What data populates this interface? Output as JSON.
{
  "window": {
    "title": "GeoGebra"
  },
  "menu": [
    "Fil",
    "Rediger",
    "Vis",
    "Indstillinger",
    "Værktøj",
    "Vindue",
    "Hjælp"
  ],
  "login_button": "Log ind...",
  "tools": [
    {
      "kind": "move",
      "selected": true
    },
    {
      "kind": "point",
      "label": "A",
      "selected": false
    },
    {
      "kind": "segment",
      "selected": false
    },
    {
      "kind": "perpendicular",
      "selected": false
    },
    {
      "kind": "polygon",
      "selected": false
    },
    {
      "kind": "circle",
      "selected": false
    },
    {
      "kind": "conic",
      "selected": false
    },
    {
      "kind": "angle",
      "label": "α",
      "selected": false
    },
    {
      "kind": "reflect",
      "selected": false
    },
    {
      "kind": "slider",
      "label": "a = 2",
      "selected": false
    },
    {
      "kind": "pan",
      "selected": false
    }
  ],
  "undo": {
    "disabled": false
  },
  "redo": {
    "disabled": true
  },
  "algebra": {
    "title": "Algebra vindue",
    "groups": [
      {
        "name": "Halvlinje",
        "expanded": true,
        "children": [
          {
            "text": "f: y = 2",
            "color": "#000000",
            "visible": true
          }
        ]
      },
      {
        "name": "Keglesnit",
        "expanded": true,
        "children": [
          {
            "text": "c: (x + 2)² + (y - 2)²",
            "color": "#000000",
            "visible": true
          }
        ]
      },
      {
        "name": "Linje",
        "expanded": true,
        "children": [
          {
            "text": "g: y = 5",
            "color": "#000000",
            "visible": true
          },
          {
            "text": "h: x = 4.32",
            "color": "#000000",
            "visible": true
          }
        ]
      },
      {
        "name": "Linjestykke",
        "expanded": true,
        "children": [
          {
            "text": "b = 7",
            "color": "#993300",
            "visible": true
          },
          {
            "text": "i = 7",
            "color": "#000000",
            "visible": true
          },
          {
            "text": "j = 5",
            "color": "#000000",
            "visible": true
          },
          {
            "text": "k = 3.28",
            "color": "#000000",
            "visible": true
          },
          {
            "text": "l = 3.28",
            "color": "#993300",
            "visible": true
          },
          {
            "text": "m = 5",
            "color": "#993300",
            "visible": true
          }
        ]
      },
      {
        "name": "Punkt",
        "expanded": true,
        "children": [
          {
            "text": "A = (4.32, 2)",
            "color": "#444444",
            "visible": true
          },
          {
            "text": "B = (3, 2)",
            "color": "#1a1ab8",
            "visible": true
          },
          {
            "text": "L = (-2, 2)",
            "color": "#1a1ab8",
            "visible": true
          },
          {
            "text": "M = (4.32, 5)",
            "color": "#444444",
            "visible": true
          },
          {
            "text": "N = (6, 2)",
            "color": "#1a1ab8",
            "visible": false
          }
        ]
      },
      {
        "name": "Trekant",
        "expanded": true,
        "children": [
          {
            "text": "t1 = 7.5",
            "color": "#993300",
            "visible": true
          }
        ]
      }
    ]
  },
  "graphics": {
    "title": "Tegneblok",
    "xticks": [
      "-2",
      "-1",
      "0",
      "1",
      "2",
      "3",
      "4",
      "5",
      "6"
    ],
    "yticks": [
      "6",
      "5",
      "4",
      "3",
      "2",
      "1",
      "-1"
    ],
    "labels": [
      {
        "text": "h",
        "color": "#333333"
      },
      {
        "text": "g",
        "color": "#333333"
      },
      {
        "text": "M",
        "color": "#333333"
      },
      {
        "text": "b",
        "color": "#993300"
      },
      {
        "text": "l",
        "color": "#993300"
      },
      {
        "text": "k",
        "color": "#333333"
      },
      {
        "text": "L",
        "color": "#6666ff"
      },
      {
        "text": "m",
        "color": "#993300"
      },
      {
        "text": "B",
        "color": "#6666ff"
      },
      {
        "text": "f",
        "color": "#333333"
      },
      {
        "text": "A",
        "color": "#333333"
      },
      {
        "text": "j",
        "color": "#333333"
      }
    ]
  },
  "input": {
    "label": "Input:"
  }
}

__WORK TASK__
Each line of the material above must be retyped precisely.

__RESPONSE TO THE EXERCISE__
What data populates this interface? Output as JSON.
{
  "window": {
    "title": "GeoGebra"
  },
  "menu": [
    "Fil",
    "Rediger",
    "Vis",
    "Indstillinger",
    "Værktøj",
    "Vindue",
    "Hjælp"
  ],
  "login_button": "Log ind...",
  "tools": [
    {
      "kind": "move",
      "selected": true
    },
    {
      "kind": "point",
      "label": "A",
      "selected": false
    },
    {
      "kind": "segment",
      "selected": false
    },
    {
      "kind": "perpendicular",
      "selected": false
    },
    {
      "kind": "polygon",
      "selected": false
    },
    {
      "kind": "circle",
      "selected": false
    },
    {
      "kind": "conic",
      "selected": false
    },
    {
      "kind": "angle",
      "label": "α",
      "selected": false
    },
    {
      "kind": "reflect",
      "selected": false
    },
    {
      "kind": "slider",
      "label": "a = 2",
      "selected": false
    },
    {
      "kind": "pan",
      "selected": false
    }
  ],
  "undo": {
    "disabled": false
  },
  "redo": {
    "disabled": true
  },
  "algebra": {
    "title": "Algebra vindue",
    "groups": [
      {
        "name": "Halvlinje",
        "expanded": true,
        "children": [
          {
            "text": "f: y = 2",
            "color": "#000000",
            "visible": true
          }
        ]
      },
      {
        "name": "Keglesnit",
        "expanded": true,
        "children": [
          {
            "text": "c: (x + 2)² + (y - 2)²",
            "color": "#000000",
            "visible": true
          }
        ]
      },
      {
        "name": "Linje",
        "expanded": true,
        "children": [
          {
            "text": "g: y = 5",
            "color": "#000000",
            "visible": true
          },
          {
            "text": "h: x = 4.32",
            "color": "#000000",
            "visible": true
          }
        ]
      },
      {
        "name": "Linjestykke",
        "expanded": true,
        "children": [
          {
            "text": "b = 7",
            "color": "#993300",
            "visible": true
          },
          {
            "text": "i = 7",
            "color": "#000000",
            "visible": true
          },
          {
            "text": "j = 5",
            "color": "#000000",
            "visible": true
          },
          {
            "text": "k = 3.28",
            "color": "#000000",
            "visible": true
          },
          {
            "text": "l = 3.28",
            "color": "#993300",
            "visible": true
          },
          {
            "text": "m = 5",
            "color": "#993300",
            "visible": true
          }
        ]
      },
      {
        "name": "Punkt",
        "expanded": true,
        "children": [
          {
            "text": "A = (4.32, 2)",
            "color": "#444444",
            "visible": true
          },
          {
            "text": "B = (3, 2)",
            "color": "#1a1ab8",
            "visible": true
          },
          {
            "text": "L = (-2, 2)",
            "color": "#1a1ab8",
            "visible": true
          },
          {
            "text": "M = (4.32, 5)",
            "color": "#444444",
            "visible": true
          },
          {
            "text": "N = (6, 2)",
            "color": "#1a1ab8",
            "visible": false
          }
        ]
      },
      {
        "name": "Trekant",
        "expanded": true,
        "children": [
          {
            "text": "t1 = 7.5",
            "color": "#993300",
            "visible": true
          }
        ]
      }
    ]
  },
  "graphics": {
    "title": "Tegneblok",
    "xticks": [
      "-2",
      "-1",
      "0",
      "1",
      "2",
      "3",
      "4",
      "5",
      "6"
    ],
    "yticks": [
      "6",
      "5",
      "4",
      "3",
      "2",
      "1",
      "-1"
    ],
    "labels": [
      {
        "text": "h",
        "color": "#333333"
      },
      {
        "text": "g",
        "color": "#333333"
      },
      {
        "text": "M",
        "color": "#333333"
      },
      {
        "text": "b",
        "color": "#993300"
      },
      {
        "text": "l",
        "color": "#993300"
      },
      {
        "text": "k",
        "color": "#333333"
      },
      {
        "text": "L",
        "color": "#6666ff"
      },
      {
        "text": "m",
        "color": "#993300"
      },
      {
        "text": "B",
        "color": "#6666ff"
      },
      {
        "text": "f",
        "color": "#333333"
      },
      {
        "text": "A",
        "color": "#333333"
      },
      {
        "text": "j",
        "color": "#333333"
      }
    ]
  },
  "input": {
    "label": "Input:"
  }
}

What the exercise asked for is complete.